Companies are finding that apprenticeship pays off in other ways too. For example, Dartmouth-Hitchcock in Lebanon, New Hampshire, turned to apprenticeship several years ago as part of a major expansion and reorganization of its provision of medical services. An analysis of Dartmouth-Hitchcock’s resulting medical assistant apprenticeship program found that it nearly paid for itself within the first year, primarily through reduced overtime costs and increased revenue from medical appointment bookings.

Moreover, the hospital system was able to reduce staff burnout and turnover by decreasing long term reliance on overtime. For workers, the benefits of apprenticeship may be even clearer. At a time when young people and their parents are more cognizant than ever of the rising cost of higher education, apprenticeship offers the opportunity to get paid to gain in-demand skills and education.

The average starting salary for an apprentice in the United States is $50,000 — and apprentices have been shown to earn more than $300,000 over the course of their career than comparable workers. Moreover, because many apprenticeship programs now incorporate industry-recognized credentials and college credit, apprentices can go on to earn an associate’s degree, bachelor’s degree, or higher.

To be sure, the US still has a long way to go to establish the kind of robust system that works so well in a country like Germany — where the apprenticeship system is credited with producing one of the lowest youth unemployment rates in the world — or Switzerland — where 70 percent of high school students enter the labor market through an apprenticeship. In fact, we still have only around 500,000 apprentices, compared with Germany’s nearly 1.5 million.

While there is room to grow, there is also historic bipartisan support for apprenticeship. Congress recognized the potential of this public-private training partnership when it provided $90 million for apprenticeship, the first-ever programmatic funding, in its fiscal year 2016 spending bill. State and federal lawmakers from across the political spectrum are embracing policies to expand the use of apprenticeship — from incorporating apprenticeship into the high school experience to providing tax credits to employers that sponsor apprentices.

It is past time for a new model of education and training that meets the needs of our modern economy. As technology advances more quickly than ever, companies in all sectors rely on a pipeline of highly-skilled workers to drive the creation of innovative new products and services. That’s why businesses like JPMorgan Chase are investing in apprenticeship.

Policymakers should seize on this growing momentum and come together with business leaders to develop a set of policies that make it easier for companies of all stripes to offer apprenticeships.

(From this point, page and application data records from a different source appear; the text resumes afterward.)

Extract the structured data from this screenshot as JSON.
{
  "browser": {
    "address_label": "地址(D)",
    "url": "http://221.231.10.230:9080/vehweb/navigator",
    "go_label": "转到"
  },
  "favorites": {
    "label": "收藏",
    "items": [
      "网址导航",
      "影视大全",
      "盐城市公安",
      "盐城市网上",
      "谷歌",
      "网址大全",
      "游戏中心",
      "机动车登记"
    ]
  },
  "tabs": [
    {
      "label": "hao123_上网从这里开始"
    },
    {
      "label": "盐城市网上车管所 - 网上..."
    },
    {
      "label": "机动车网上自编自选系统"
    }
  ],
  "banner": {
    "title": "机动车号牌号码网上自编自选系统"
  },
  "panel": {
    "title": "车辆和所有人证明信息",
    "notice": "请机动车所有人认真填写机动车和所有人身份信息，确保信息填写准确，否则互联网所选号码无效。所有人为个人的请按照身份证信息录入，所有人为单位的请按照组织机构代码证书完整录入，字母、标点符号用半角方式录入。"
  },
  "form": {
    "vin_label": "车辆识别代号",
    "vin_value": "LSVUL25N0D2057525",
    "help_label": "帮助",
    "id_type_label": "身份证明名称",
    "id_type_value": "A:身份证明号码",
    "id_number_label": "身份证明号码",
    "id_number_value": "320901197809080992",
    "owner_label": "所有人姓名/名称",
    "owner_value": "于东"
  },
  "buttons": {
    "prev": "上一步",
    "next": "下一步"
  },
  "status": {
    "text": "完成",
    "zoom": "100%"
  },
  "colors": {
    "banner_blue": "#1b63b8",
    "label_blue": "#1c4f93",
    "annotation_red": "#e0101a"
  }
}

Working together, we can connect workers to good jobs, strengthen U.S. business competitiveness, and grow our economy.

Sarah Steinberg is vice president of global philanthropy at JPMorgan Chase & Co.


The views expressed by contributors are their own and are not the views of The Hill.